I think that’s a great advert. It’s an example of how interrupting people to tell them something can work. It fulfils most of Dan and Chip Heath’s criteria for stickiness:

  • It’s simple – anybody can understand it
  • It’s unexpected – I wasn’t expecting to be marketed to
  • It’s concrete – no intangibles here, just some solid facts
  • It’s credible – do I believe it? Yes.
  • It’s emotional – it made me smile, and caught me at a moment of panic
  • It doesn’t tell a story, which is the last criterion, though

It’s also got a lot in common with Google adwords: it’s relevant, targeted and interrupts its audience at a point when we’re interruptable.

But is it effective? Probably. At any one time, roughly 5%-10% of us are thinking about buying a new car. That means that about one million interested, persuadable, interruptable people would see this advert a week (in the UK), assuming a decent campaign roll-out, at a cost of about 5p a hit. I’d like to see a TV ad that can do that.

Another reason that I like this advert is that it goes against the conventional wisdom. Well, the new conventional wisdom anyway, which claims that we are so bombarded with information and marketing – billboards, television, t-shirts, pop-ups and so on – that there is no point in trying to interrupt us to sell us something. We just won’t notice, and if we do notice then we won’t care.

If the conventional wisdom about interruption is wrong here, I wonder if it is wrong elsewhere too; or at least that there are striking exceptions which skilled marketeers can discover. Perhaps the right print ad, or the right banner ad, or the right superbowl ad can still work.

There are some other interesting parallels between petrol pumps and software. I’ll blog about them next week. Subscribe to the RSS feed to keep up to date.


One response to “Advertising that sticks”

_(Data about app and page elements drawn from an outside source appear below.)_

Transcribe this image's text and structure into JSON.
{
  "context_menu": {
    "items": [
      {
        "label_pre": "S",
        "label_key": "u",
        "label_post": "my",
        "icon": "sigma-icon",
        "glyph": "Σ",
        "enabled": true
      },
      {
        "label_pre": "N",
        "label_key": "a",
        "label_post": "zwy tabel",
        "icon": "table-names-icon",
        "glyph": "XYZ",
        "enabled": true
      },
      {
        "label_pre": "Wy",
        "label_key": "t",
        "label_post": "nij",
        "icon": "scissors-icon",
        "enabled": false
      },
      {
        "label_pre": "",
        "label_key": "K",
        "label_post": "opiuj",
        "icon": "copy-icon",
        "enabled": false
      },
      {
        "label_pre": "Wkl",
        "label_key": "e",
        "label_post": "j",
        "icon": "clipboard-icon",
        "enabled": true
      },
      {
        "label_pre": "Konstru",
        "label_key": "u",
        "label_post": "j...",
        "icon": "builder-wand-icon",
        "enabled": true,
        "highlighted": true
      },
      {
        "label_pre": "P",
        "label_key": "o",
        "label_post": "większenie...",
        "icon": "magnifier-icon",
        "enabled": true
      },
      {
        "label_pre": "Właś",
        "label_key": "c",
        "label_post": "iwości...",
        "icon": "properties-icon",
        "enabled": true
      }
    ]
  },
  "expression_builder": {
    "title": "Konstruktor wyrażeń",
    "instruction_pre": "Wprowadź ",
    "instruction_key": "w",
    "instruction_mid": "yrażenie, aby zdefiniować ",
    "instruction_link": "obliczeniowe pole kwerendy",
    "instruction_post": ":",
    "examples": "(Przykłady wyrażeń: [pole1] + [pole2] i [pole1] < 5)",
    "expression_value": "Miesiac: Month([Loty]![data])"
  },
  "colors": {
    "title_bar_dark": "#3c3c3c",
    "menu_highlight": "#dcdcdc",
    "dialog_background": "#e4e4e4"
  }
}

  1. This ad worked for you because the interruption was a relief from tedium. Old-school interruptive ads can work if they are pleasantly unexpected, delightful in content and design, or informative. I ran across an ad just now in Fast Company about a hotel chain that when you check in online allows you to select the exact suite you would like to occupy during your stay. It captured my attention not because of design or text, but simply because it was a good idea. Good ads also attract attention in good context: I invariably read ads in Fast Company and The New Yorker, some of which I might pass by if they were in another publication. And some ads could be anywhere and still be great: I think the small inserts for the Mini Cooper would be brilliant in any magazine.